→ AIM OF THE TASK
Read the records below and report each line in which "JSON" occurs.

━━━━

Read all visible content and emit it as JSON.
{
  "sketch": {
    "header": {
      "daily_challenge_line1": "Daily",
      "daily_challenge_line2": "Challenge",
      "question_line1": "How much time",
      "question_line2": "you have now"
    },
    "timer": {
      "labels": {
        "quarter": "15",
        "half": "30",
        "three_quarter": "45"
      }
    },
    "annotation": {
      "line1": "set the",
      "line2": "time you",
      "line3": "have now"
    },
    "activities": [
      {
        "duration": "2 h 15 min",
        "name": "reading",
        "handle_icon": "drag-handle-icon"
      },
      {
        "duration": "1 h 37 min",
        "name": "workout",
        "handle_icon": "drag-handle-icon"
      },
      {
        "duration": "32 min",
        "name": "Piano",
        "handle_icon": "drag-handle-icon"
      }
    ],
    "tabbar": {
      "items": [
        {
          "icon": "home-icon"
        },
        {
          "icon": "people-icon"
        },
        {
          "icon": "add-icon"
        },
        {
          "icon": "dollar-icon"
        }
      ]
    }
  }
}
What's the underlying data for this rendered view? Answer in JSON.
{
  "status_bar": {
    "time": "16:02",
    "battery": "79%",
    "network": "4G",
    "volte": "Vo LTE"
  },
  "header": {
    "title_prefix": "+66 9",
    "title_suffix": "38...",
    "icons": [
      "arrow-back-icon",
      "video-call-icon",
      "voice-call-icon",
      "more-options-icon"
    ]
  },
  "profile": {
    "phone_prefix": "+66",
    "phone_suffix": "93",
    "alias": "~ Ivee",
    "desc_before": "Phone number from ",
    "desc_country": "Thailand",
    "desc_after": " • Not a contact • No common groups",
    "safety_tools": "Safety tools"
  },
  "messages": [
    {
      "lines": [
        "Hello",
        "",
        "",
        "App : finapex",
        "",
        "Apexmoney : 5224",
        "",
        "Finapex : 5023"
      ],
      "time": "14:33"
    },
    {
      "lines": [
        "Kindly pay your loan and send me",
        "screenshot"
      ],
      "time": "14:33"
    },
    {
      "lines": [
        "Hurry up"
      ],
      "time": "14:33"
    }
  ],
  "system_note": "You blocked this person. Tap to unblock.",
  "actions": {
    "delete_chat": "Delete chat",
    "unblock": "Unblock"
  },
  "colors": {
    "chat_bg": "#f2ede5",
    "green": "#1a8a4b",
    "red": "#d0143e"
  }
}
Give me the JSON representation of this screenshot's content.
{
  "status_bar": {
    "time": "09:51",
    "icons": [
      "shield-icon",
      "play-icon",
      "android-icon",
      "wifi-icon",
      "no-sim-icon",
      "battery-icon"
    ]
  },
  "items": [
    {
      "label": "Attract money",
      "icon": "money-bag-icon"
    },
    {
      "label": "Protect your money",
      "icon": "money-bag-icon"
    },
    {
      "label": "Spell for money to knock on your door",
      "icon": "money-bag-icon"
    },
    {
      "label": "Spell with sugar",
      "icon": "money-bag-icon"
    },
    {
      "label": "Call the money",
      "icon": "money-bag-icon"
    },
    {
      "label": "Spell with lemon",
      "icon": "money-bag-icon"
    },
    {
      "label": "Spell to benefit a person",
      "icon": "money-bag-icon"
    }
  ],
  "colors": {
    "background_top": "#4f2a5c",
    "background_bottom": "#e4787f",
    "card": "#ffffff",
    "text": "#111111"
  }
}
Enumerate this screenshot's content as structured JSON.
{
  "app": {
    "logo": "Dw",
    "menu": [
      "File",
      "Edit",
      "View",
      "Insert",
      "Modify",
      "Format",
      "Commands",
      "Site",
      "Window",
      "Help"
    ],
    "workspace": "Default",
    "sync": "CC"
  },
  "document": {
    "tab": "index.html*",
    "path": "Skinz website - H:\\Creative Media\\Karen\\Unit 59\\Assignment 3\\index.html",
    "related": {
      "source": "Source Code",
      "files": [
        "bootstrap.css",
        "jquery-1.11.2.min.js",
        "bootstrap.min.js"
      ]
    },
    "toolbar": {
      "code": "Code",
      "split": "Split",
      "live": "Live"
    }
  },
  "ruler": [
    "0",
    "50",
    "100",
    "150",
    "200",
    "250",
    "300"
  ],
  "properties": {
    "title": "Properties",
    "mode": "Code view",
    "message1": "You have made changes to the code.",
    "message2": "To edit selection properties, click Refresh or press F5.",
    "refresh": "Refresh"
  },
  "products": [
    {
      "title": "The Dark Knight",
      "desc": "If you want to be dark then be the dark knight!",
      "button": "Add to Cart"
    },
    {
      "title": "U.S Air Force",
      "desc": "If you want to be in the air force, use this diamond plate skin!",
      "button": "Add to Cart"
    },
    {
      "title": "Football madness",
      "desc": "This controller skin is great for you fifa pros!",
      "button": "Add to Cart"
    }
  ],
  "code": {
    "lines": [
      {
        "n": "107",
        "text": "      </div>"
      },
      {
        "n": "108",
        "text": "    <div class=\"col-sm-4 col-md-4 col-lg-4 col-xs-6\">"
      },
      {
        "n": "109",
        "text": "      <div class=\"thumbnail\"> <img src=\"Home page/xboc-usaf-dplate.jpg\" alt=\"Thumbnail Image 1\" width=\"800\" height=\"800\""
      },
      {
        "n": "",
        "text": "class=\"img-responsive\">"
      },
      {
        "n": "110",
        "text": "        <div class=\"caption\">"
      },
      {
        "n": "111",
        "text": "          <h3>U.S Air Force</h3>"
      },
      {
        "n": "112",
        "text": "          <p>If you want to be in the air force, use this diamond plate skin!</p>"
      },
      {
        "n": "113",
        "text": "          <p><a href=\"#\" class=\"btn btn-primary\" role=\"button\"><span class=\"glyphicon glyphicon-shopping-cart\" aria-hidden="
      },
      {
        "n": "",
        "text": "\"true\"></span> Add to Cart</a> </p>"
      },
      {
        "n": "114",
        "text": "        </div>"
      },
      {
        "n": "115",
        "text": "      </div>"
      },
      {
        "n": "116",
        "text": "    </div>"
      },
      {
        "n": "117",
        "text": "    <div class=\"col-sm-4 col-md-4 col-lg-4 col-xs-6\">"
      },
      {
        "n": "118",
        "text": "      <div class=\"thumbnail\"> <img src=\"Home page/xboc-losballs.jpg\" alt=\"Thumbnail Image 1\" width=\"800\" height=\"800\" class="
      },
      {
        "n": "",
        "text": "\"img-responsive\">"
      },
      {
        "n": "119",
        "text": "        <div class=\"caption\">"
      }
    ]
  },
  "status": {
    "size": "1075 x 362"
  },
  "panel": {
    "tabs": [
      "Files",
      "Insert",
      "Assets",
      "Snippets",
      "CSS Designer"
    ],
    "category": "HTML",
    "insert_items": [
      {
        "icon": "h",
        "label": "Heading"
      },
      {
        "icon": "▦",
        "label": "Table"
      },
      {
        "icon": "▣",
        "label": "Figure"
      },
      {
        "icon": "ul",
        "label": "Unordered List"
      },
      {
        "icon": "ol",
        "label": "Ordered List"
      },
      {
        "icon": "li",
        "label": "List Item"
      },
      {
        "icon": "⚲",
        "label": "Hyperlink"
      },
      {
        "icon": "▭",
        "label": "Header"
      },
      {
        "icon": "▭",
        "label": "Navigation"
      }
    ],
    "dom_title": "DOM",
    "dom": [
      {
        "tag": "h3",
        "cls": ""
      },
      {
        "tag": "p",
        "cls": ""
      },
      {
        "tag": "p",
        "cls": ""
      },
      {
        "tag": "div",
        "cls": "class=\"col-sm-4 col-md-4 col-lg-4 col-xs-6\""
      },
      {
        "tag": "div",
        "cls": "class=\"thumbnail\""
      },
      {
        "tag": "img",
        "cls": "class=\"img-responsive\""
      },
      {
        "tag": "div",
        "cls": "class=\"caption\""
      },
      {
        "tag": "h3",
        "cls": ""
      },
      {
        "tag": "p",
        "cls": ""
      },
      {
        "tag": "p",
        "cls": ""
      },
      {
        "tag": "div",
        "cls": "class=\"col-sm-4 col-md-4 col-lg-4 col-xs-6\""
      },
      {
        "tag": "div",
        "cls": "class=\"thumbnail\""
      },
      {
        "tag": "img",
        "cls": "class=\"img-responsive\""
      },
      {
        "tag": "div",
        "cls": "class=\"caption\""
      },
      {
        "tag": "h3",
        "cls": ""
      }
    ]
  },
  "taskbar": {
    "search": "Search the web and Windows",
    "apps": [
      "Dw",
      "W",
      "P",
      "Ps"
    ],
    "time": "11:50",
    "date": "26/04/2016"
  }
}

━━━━

→ RESULT OF THE TASK
Read all visible content and emit it as JSON.
What's the underlying data for this rendered view? Answer in JSON.
Give me the JSON representation of this screenshot's content.
Enumerate this screenshot's content as structured JSON.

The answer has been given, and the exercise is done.